Which presents a problem. The government has stepped in because we’re not producing enough qualified programmers here in the UK. So who plans on teaching our kids these skills?
The reality is our teachers have a lot of catching up to do as well. Luckily, the basics of code can be picked up quite easily. That’s not the problem. Making it fun to learn will be the real challenge. And schools need to take the right approach for the scheme to succeed.
One of the biggest challenges for teachers is engaging their pupils. Even the basics of programming involves a collection of languages based on symbols, brackets and equations. So it’s vital that schools are able to teach programming in an engaging way. Scribbling code on a whiteboard just won’t cut it.
Technology is already making classrooms more engaging. But schools in the UK have been slow to adopt devices like interactive whiteboards and tablets – something that can’t be put off any longer as code comes to school.
Tablets and smartphones bring programming into our daily lives. Pupils using mobile apps, playing games and browsing the Web already have an interest in programming. Unlocking that interest is the key.
To teach code effectively it needs to be made relevant, using these devices and the formats that interest young people. Learning C+ and advanced skills can come later. But first we need to capture their imagination by teaching what relates to them most.

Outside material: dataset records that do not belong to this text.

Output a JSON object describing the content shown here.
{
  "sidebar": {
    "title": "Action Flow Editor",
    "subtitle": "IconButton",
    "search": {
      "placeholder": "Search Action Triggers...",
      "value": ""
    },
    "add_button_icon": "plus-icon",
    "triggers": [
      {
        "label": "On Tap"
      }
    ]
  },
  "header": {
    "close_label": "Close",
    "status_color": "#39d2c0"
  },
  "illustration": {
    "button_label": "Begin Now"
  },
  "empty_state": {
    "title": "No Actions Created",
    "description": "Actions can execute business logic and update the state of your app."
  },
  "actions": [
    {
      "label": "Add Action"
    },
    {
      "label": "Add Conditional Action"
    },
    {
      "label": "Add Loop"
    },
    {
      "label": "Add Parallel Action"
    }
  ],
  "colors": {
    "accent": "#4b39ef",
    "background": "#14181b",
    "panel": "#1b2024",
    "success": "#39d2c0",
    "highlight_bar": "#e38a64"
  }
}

By using tablets pupils can learn the basics of code in a practical way. They can put theory to the test and build code that works in the real world, on the devices they use every day

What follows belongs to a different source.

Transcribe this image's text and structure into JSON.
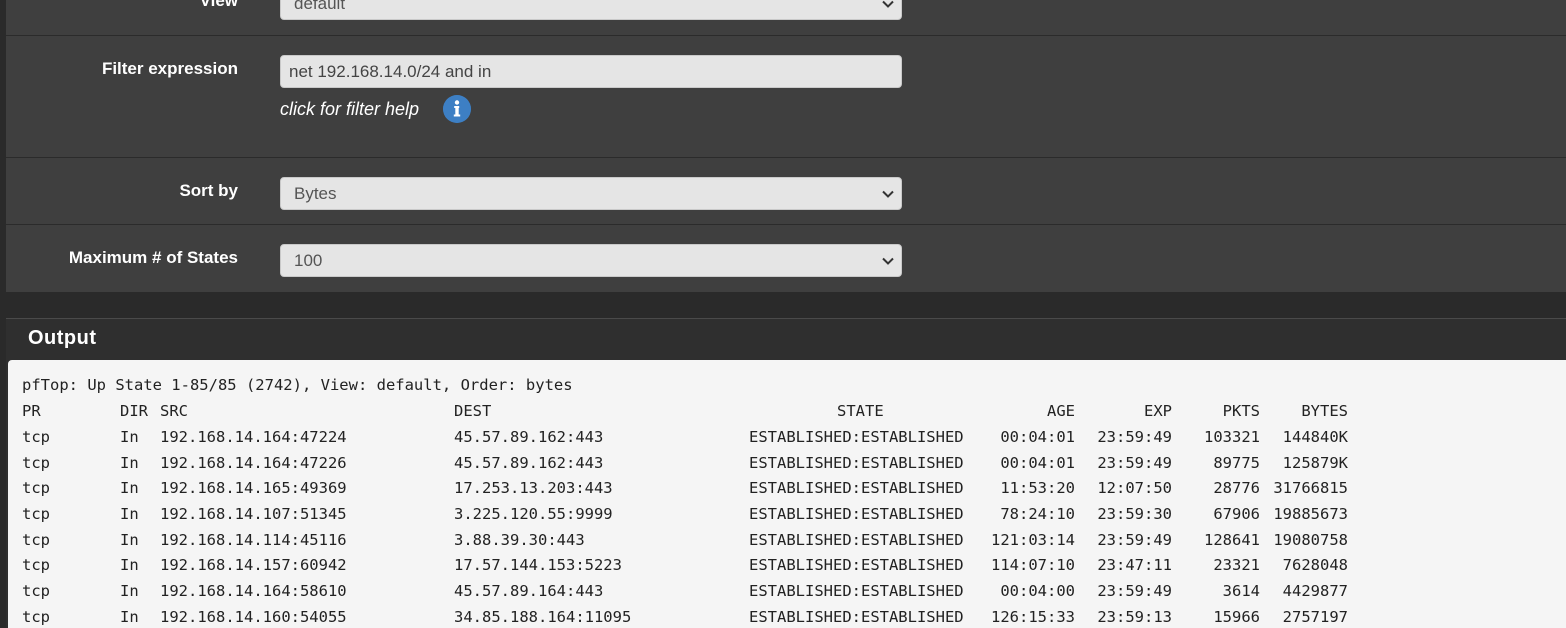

There’s more to programming than code, though. It’s a collaborative effort that involves teamwork and a range of digital skills. If students are programming until they’re 16, they’ll need to learn how to create, share, edit and debug code as well. Which means working together to achieve shared goals.

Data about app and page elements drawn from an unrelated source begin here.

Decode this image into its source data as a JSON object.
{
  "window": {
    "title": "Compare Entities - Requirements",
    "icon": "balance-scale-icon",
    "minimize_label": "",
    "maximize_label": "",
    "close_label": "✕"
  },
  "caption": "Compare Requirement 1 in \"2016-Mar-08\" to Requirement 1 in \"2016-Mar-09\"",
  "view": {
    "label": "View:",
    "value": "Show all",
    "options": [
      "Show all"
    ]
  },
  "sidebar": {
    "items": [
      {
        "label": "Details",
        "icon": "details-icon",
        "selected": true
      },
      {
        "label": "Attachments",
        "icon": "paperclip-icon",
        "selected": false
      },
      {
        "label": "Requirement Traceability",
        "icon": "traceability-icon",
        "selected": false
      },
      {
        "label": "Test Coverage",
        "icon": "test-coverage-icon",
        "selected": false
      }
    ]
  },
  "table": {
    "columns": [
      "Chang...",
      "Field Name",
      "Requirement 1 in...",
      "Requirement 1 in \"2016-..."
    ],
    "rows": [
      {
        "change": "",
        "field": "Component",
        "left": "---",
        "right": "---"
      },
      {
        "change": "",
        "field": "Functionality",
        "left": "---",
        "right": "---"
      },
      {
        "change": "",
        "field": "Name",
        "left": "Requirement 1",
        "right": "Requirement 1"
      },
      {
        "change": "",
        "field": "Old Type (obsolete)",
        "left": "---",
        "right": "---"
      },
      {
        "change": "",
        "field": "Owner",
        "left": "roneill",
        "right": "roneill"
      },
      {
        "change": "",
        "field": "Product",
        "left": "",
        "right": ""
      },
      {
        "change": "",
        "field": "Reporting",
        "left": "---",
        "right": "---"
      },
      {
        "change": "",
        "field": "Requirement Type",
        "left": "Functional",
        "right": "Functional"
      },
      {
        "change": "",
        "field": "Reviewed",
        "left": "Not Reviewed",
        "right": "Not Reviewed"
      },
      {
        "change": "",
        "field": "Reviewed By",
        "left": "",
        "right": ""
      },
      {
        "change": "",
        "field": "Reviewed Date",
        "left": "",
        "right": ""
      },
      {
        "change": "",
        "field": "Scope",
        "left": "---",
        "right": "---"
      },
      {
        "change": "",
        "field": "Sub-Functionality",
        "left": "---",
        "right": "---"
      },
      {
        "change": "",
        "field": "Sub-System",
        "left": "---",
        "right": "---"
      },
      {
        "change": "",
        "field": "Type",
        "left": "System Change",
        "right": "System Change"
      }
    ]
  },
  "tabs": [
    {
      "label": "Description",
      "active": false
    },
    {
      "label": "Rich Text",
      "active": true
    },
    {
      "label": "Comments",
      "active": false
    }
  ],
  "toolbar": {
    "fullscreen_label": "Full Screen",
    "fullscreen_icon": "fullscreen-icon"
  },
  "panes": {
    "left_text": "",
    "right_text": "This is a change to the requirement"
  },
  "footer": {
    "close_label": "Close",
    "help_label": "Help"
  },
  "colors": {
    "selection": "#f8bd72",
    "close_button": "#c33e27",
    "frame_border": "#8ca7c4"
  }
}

Tablets and classroom technology play a vital role here. With the latest connectivity options, tablets allow students to connect and collaborate in the same classroom – much like they would for a technology firm. More importantly, it allows them to collaborate outside the classroom. To connect with each other, different classes or even different schools. There’s nothing to stop classrooms from different sides of the world linking up to build something together.